Task goal
The answer must consist of every line from the data that holds "name".

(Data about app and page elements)
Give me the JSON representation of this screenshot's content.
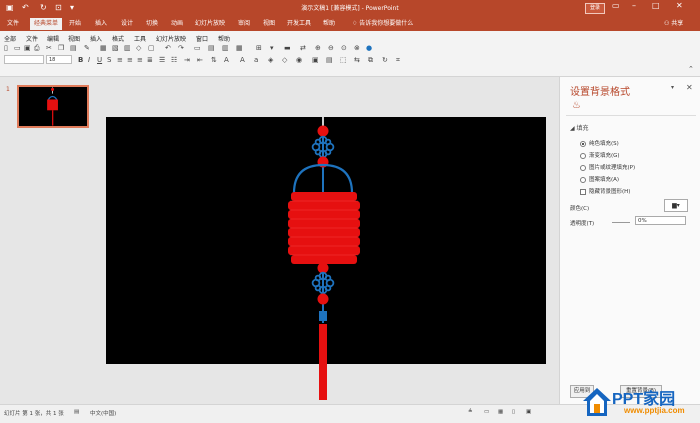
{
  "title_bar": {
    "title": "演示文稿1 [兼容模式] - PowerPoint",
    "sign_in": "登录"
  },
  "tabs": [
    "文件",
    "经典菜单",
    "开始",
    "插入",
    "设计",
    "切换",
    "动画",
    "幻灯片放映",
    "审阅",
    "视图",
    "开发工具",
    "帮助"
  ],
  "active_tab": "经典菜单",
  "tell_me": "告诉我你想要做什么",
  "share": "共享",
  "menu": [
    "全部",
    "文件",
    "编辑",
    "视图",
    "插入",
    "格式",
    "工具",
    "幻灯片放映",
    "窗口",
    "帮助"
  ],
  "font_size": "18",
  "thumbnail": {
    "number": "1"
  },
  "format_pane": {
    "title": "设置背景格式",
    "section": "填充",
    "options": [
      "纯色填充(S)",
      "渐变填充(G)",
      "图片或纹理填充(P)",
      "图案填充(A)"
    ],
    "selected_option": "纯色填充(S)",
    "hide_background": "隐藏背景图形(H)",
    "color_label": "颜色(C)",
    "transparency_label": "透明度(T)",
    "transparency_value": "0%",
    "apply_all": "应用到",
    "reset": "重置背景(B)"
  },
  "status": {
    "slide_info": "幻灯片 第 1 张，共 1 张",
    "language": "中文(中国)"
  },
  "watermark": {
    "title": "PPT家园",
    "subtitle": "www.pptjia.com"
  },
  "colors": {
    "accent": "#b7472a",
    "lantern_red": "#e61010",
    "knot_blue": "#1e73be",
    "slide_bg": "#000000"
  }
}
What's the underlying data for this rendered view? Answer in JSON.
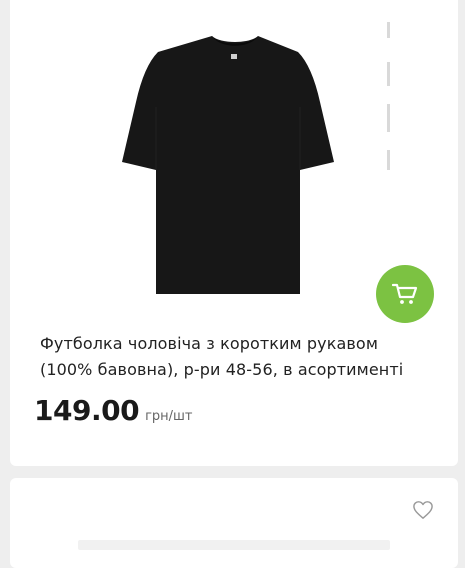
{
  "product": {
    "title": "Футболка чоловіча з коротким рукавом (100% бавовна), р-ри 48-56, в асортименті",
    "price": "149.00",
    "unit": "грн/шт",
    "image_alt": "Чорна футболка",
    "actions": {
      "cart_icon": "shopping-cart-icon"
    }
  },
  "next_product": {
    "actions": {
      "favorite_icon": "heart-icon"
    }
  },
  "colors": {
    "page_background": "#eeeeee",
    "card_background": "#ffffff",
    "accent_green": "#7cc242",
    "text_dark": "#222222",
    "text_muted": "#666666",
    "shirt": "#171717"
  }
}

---

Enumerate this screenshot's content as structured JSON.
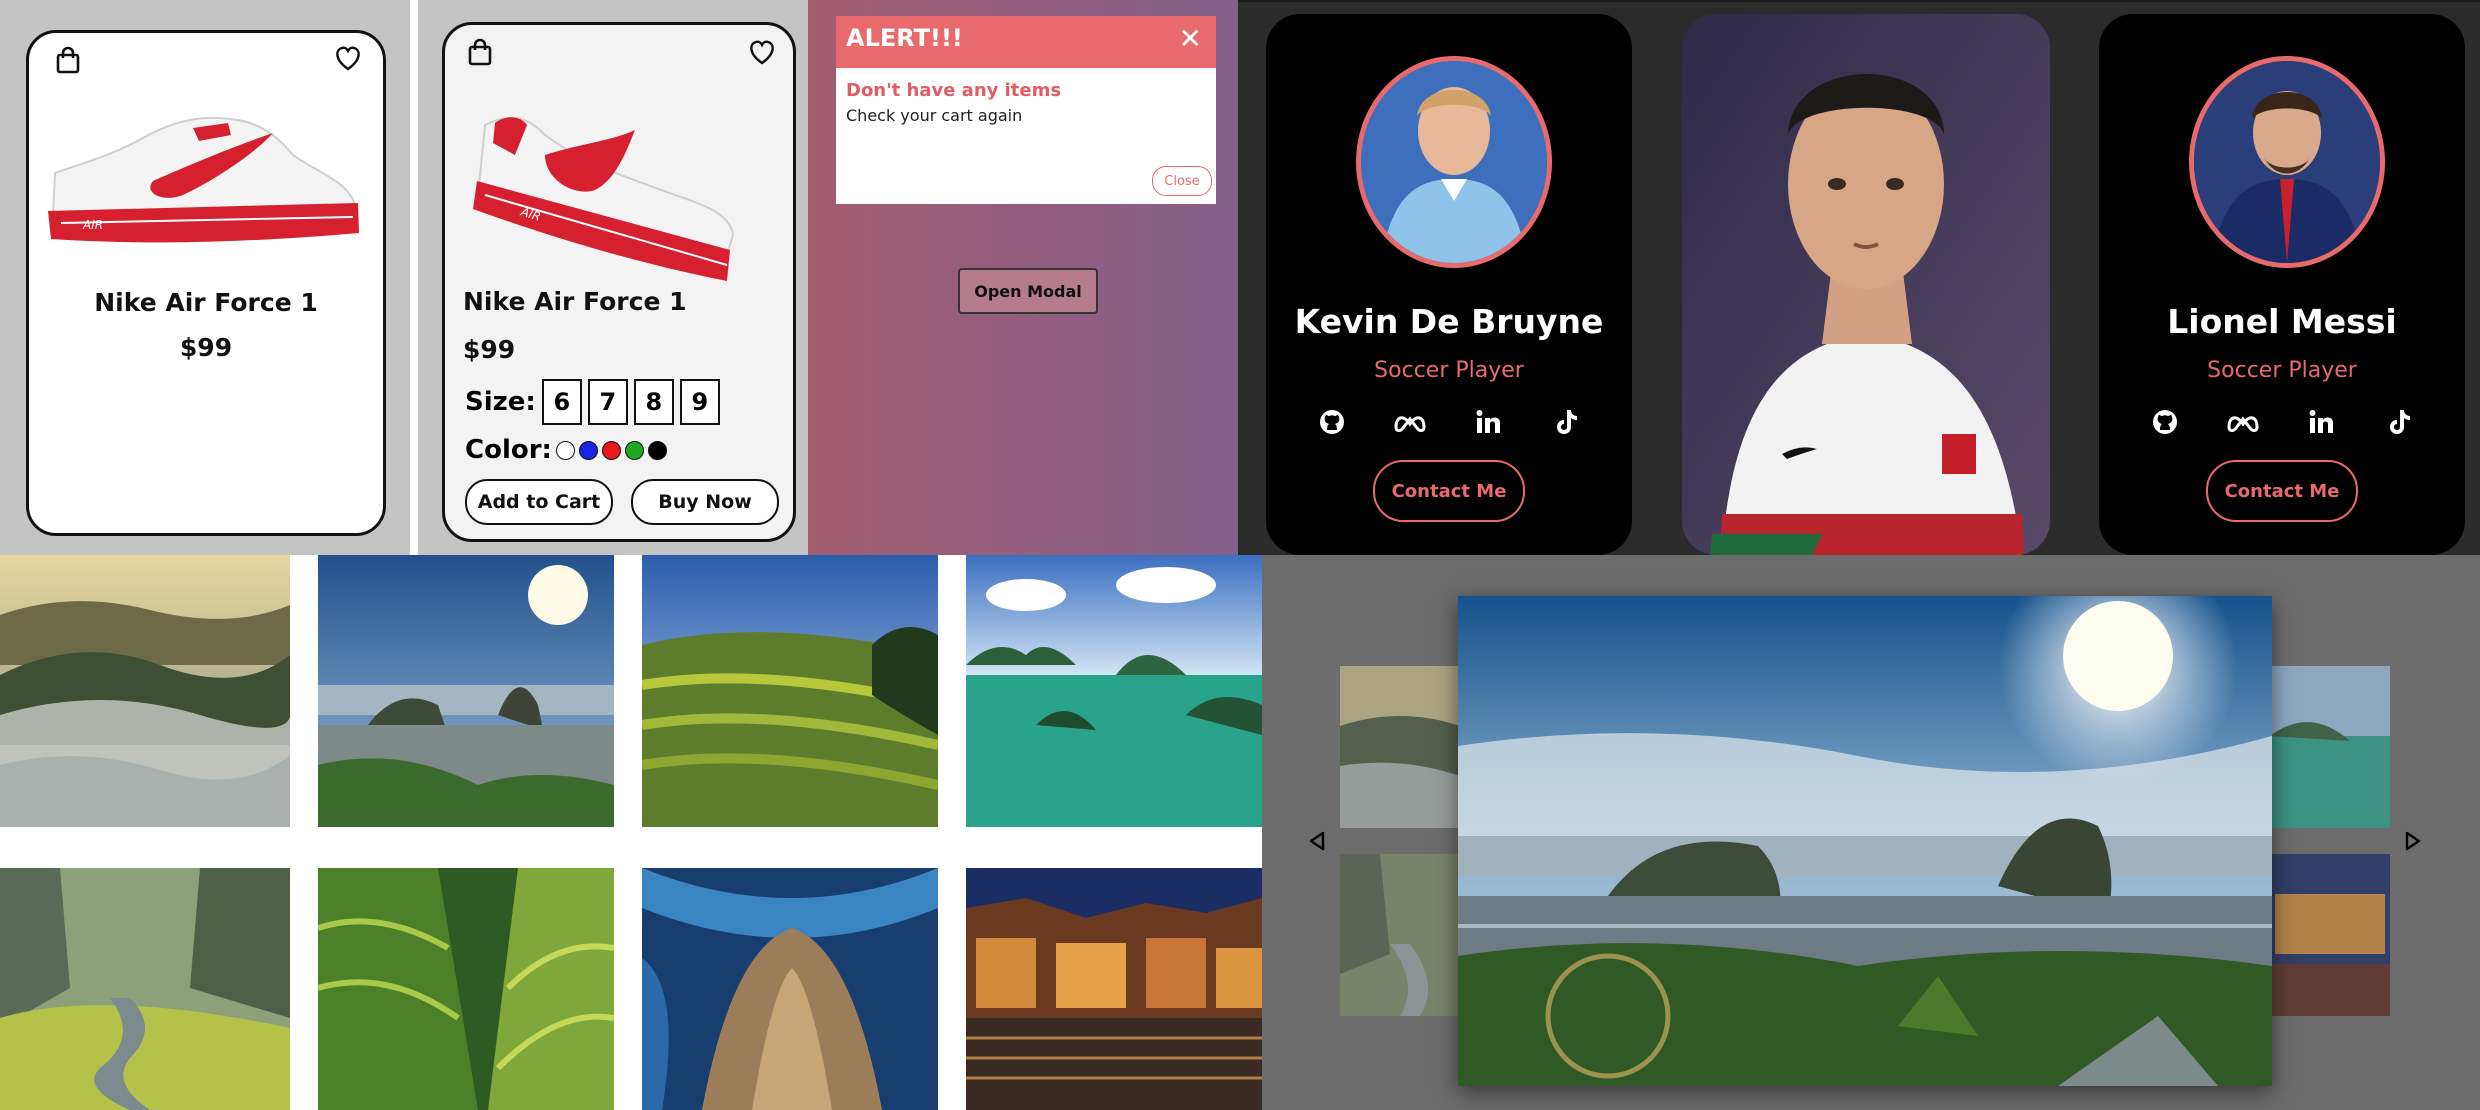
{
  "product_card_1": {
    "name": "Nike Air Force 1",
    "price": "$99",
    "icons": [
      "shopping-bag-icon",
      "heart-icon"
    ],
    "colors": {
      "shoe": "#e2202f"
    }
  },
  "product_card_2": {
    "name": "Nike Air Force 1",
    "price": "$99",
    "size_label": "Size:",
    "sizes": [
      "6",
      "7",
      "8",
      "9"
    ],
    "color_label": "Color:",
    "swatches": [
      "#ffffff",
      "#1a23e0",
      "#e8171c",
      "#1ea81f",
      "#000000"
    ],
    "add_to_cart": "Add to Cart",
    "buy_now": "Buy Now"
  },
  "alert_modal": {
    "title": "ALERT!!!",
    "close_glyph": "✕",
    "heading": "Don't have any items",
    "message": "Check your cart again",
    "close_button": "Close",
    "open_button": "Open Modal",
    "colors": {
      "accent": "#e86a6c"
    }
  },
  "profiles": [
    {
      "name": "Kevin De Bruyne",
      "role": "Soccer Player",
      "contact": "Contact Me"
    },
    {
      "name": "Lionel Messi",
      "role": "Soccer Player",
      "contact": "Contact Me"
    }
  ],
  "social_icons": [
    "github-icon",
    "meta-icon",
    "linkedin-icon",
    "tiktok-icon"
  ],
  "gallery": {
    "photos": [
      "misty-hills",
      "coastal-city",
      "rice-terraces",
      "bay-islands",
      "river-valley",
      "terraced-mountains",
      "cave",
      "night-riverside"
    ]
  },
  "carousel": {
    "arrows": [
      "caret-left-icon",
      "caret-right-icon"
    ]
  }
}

Finished task
    "name": "Nike Air Force 1",
    "name": "Nike Air Force 1",
      "name": "Kevin De Bruyne",
      "name": "Lionel Messi",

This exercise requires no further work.